I believe both Iran and North Korea pose greater threats to US national security than did Iraq.
Iran's fingerprints are on various terrorist acts against the USA. Many in the intel community believe Iran aided al-Qaeda in the 1996 Khobar Towers bombing, the 1998 US Embassy bombings and the 2000 attack on the USS Cole.
Further, there is reason to believe Iran, even now, gives safe passage to and harbors al-Qaeda operatives.
Iran has long worked toward acquiring a nuclear capability. Some analysts suspect that Iran already has nukes, purchased in 1993 from rogue elements in the former Soviet Union.
North Korea probably has at least one nuclear warhead, maybe several. They have the missiles to deliver the warhead(s).
The Taepo Dong 2's estimated range is 10,000 km (capable of striking Hawaii, Alaska, and the West Coast). They are working on a third stage that could boost the range to 15,000 km (capable of striking all of North America).
So why did we take down Iraq first?
I don't know, but here are some considerations (aside from WMD) that are not often discussed:
1. Iraq never fully complied with UNSC Resolution 686, which very deliberately stated that the cease fire was not a definitive end to hostilities -- that could only be achieved by Iraq's compliance with the terms of 686. Further, Iraq failed to comply with 16 subsequent UNSC resolutions.
2. Taking down Iraq was doable. We owned 2/3 of their airspace which gave us, not just Air superiority, but Air supremacy. We've had equipment prepositioned in Kuwait since the end of the first Gulf war. We had additional equipment (floating stock) at Diego Garcia. We had access to deep water ports and airfields from which to rapidly build up combat power. Our military trained extensively for just such a scenario. We had studied Iraq for the previous 12 years (we had fat target books).
3. It was, strategically and operationally, a smart thing to do. From Iraq, the military is postured to strike Syria, if necessary. Iran is sandwiched between US forces in Iraq and US forces in Afghanistan. This military posture, by the way, has not been lost on Persians or Arabs.
Iraq is further proof that the United States means what it says (just in case there were doubters after Afghanistan); a warning that we will no longer play patty cakes at the UN; that we have the means and the will to put you down hard.
Either play ball or get the bat stuck up your ass (Incidently, Muammar Qadhafi decided he'd look pretty silly walking around Tripoli with a Louisville Slugger poking out his robe).
North Korea is included in that target audience, but they are tin-eared knuckleheads who think they can go toe to toe with us. One North Korean scenario (according to NK defectors) has the North conducting a massive ground attack on the South in a grab for as much land as possible, then go to the U.N. and sue for peace.
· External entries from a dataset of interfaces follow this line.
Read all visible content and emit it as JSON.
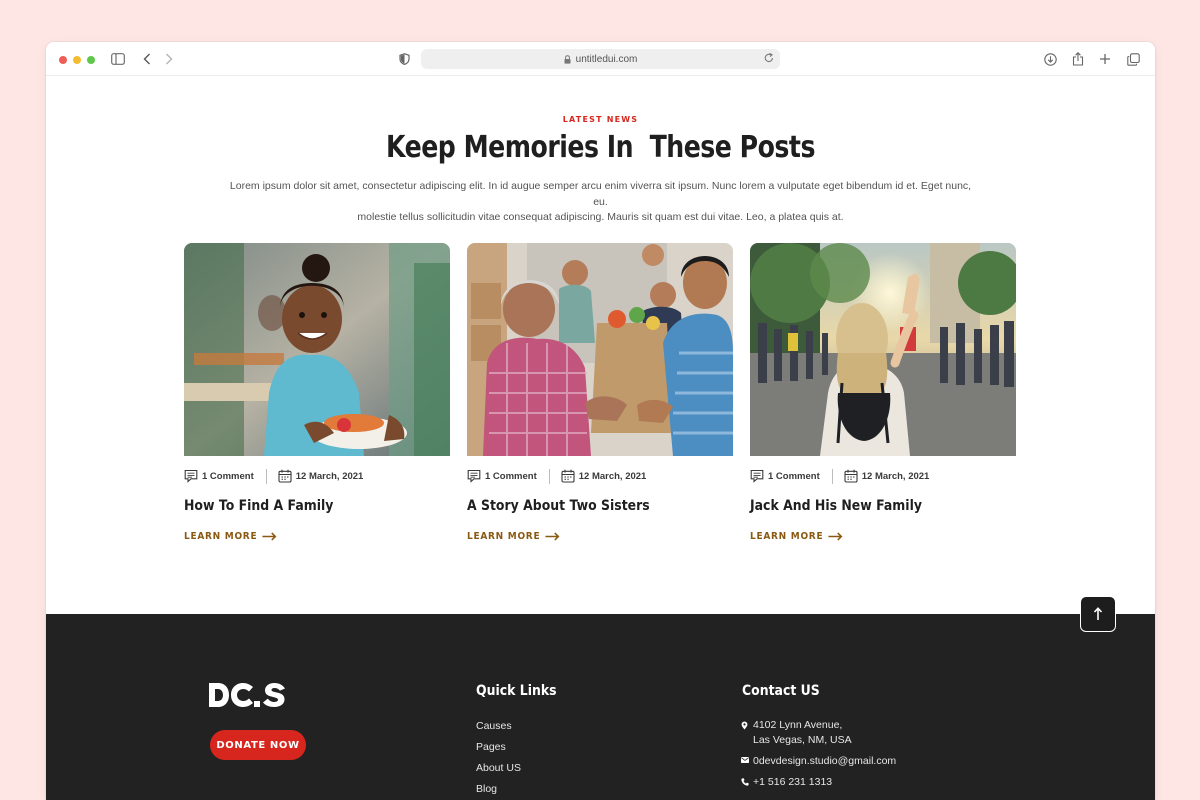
{
  "browser": {
    "url": "untitledui.com"
  },
  "section": {
    "eyebrow": "LATEST NEWS",
    "heading": "Keep Memories In  These Posts",
    "intro_line1": "Lorem ipsum dolor sit amet, consectetur adipiscing elit. In id augue semper arcu enim viverra sit ipsum. Nunc lorem a vulputate eget bibendum id et. Eget nunc, eu.",
    "intro_line2": "molestie tellus sollicitudin vitae consequat adipiscing. Mauris sit quam est dui vitae. Leo, a platea quis at."
  },
  "posts": [
    {
      "comments": "1 Comment",
      "date": "12 March, 2021",
      "title": "How To Find A Family",
      "cta": "LEARN MORE"
    },
    {
      "comments": "1 Comment",
      "date": "12 March, 2021",
      "title": "A Story About Two Sisters",
      "cta": "LEARN MORE"
    },
    {
      "comments": "1 Comment",
      "date": "12 March, 2021",
      "title": "Jack And His New Family",
      "cta": "LEARN MORE"
    }
  ],
  "footer": {
    "donate_label": "DONATE NOW",
    "quick_links_title": "Quick Links",
    "quick_links": [
      "Causes",
      "Pages",
      "About US",
      "Blog"
    ],
    "contact_title": "Contact US",
    "address_line1": "4102 Lynn Avenue,",
    "address_line2": "Las Vegas, NM, USA",
    "email": "0devdesign.studio@gmail.com",
    "phone": "+1 516 231 1313"
  },
  "colors": {
    "page_background": "#fde6e4",
    "accent_red": "#d7261e",
    "learn_more": "#8a5a12",
    "footer_background": "#222222"
  },
  "icons": [
    "sidebar-toggle-icon",
    "back-icon",
    "forward-icon",
    "shield-icon",
    "lock-icon",
    "reload-icon",
    "download-icon",
    "share-icon",
    "new-tab-icon",
    "tabs-overview-icon",
    "comment-icon",
    "calendar-icon",
    "arrow-right-icon",
    "arrow-up-icon",
    "location-pin-icon",
    "mail-icon",
    "phone-icon"
  ]
}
That is extremely dangerous thinking on their part.
The danger increases exponentially with North Korea's nuclear weapons program.
No one in the world, including the North Koreans, doubts the USA's capability to wipe them from the face of the earth.
But does Kim Jong Il believe we have the will to do it .. to burn North Korea down with nuclear fire? I haven't seen any indication that he believes it. If he did, he'd be closing up shop on his nuclear weapons production.
There are some reports coming out of North Korea indicating that all might not be well for the Dear leader. More on that later .. in another post. If I've learned one thing about North Korea it is that rumors of regime problems are ususally just that, but some of the sources do appear credible.
Other things that cause intel officers to grow old before their time:
- North Korea has the fifth largest armed force in the world. The ground force has almost one million active duty soldiers.
- About 70 percent of the North Korean Army is deployed south of Pyongyang, where they are capable of attacking with little tactical warning.
- A large number of North Korean long-range artillery systems can instantly strike Seoul from their current locations.
A conventional war on the Korean peninsula would make the Iraq war look like a skirmish.
If there's an upside, it's the six-party talks (USA, South Korea, North Korea, Japan, Russia and China). While I have little confidence that major progress will occur anytime soon, this framework is the correct one.
The most asinine foreign policy decision in the latter part of the 20th Century was the Clinton Administration's decision to hold bi-lateral talks with North Korea. It demonstrated a naiveté that was utterly stunning and a recklessness on the part of the United States that was unprecedented in the history of the Armistice.
See Korea: The Unfinished War for more info about the situation on the Korean peninsula.